▼

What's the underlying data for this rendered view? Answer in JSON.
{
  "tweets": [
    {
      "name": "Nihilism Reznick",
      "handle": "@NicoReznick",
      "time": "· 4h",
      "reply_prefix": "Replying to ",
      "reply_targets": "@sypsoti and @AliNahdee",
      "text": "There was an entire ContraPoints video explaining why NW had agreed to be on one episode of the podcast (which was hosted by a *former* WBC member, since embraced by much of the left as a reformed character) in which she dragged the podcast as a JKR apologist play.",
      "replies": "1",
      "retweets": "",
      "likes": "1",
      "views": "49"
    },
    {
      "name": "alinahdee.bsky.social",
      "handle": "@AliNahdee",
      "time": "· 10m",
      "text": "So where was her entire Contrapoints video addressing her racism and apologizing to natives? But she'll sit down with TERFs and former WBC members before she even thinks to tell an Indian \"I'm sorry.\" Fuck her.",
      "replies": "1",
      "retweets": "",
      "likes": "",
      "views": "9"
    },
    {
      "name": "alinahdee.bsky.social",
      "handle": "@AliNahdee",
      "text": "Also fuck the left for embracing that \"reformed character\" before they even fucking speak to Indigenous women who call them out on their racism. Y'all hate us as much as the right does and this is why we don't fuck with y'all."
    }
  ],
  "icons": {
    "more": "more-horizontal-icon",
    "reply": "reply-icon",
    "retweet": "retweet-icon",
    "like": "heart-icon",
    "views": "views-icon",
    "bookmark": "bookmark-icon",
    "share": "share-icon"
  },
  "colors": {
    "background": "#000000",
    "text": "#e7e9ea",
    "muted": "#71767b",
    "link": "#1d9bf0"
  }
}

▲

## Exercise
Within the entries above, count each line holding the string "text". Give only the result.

## Your response
4